Directions – For the listing below, work out how many lines hold the word "Views" and give that number by itself.

Provided material –
----------------------------------------

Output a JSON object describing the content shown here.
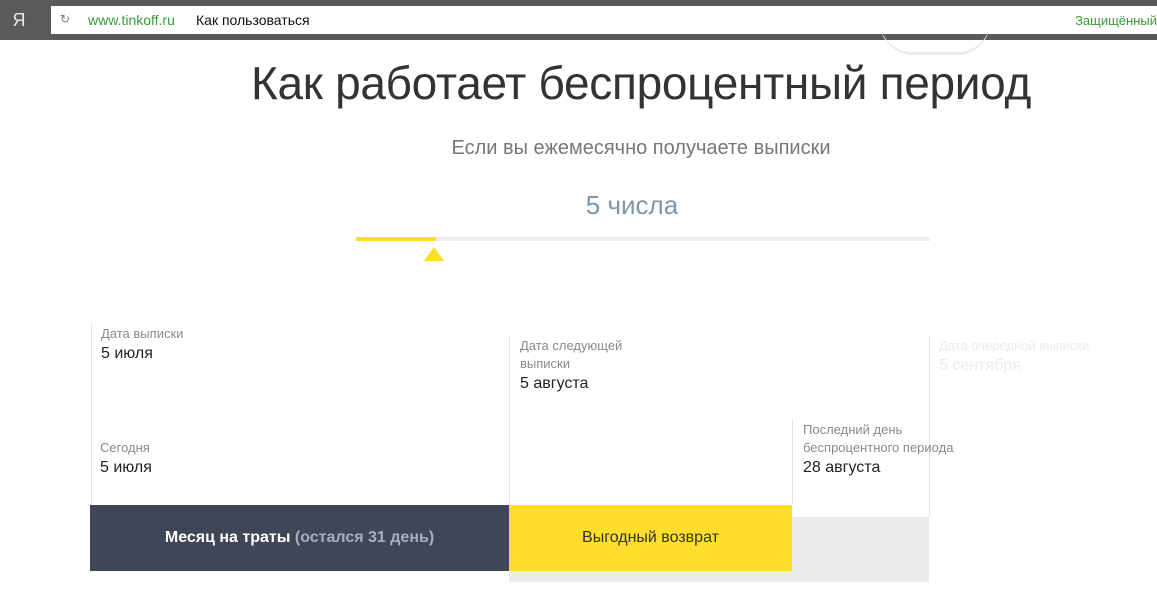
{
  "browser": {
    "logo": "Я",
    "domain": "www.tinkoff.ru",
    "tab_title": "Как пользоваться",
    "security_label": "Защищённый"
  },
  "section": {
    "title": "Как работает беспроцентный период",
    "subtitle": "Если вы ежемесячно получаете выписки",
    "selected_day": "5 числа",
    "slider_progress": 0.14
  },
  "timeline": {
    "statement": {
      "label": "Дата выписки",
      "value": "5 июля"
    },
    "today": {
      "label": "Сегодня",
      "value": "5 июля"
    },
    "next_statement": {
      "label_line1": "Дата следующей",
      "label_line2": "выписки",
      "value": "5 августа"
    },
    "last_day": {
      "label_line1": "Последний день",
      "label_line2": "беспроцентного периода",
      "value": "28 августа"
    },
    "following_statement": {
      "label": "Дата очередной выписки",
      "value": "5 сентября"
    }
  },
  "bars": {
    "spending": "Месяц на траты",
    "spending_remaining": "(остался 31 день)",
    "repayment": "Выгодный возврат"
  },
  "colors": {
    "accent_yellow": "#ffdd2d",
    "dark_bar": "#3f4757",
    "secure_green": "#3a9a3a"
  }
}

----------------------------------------

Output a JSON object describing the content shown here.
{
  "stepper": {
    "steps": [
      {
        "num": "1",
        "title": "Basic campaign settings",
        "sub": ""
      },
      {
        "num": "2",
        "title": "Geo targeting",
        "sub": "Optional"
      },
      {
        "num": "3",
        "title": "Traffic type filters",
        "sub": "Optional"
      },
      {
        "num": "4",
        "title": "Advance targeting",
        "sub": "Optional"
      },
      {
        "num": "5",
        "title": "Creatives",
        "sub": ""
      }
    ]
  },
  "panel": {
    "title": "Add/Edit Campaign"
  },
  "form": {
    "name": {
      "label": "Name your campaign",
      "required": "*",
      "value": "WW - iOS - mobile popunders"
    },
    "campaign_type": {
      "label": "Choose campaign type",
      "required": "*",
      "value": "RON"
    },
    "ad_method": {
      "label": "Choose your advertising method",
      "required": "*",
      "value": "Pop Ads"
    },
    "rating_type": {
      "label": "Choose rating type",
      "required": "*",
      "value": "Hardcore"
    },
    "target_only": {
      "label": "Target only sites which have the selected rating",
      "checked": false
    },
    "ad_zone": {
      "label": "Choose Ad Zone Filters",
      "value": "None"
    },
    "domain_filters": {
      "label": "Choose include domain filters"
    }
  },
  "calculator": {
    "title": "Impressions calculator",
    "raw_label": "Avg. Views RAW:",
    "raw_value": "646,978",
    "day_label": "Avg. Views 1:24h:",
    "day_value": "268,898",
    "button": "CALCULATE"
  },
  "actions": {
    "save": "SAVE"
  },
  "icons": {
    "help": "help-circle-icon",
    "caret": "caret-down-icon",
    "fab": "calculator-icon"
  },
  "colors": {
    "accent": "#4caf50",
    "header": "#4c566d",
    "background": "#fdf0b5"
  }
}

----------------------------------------

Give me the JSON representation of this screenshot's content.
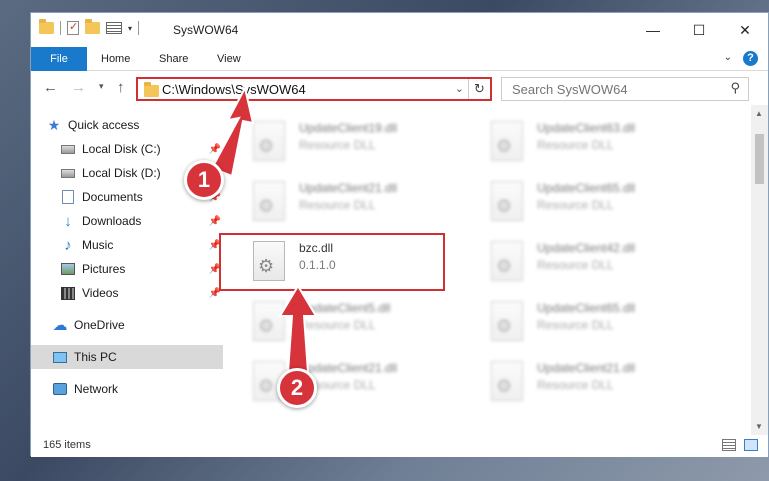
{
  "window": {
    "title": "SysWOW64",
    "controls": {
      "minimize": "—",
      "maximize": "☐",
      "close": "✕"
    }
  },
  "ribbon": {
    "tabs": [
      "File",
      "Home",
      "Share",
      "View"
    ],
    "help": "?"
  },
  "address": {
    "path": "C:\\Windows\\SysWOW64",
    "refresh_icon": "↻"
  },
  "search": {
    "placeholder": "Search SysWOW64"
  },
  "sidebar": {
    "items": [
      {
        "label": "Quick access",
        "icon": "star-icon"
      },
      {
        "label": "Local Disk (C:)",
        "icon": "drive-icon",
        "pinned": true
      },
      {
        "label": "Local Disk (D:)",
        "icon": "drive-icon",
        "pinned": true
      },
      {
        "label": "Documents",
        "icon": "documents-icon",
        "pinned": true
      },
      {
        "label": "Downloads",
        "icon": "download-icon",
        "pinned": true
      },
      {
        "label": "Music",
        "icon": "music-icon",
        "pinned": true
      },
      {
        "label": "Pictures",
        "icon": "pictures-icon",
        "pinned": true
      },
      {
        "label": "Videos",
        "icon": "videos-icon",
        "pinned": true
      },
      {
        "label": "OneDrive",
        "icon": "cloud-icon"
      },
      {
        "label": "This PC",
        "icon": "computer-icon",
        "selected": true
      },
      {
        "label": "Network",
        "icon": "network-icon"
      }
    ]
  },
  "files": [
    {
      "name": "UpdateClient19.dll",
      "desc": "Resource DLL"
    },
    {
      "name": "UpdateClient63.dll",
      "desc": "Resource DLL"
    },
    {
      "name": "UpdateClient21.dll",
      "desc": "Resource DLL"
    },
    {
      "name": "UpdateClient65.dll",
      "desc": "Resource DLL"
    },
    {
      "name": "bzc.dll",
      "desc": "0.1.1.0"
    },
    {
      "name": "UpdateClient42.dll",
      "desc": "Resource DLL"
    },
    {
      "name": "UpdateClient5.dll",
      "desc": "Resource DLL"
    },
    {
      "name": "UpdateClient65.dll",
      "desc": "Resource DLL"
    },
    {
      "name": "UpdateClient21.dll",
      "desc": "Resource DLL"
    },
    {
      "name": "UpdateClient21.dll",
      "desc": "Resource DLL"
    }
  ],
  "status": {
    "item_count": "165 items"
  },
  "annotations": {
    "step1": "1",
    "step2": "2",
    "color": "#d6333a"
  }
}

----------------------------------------

Completed exercise – 2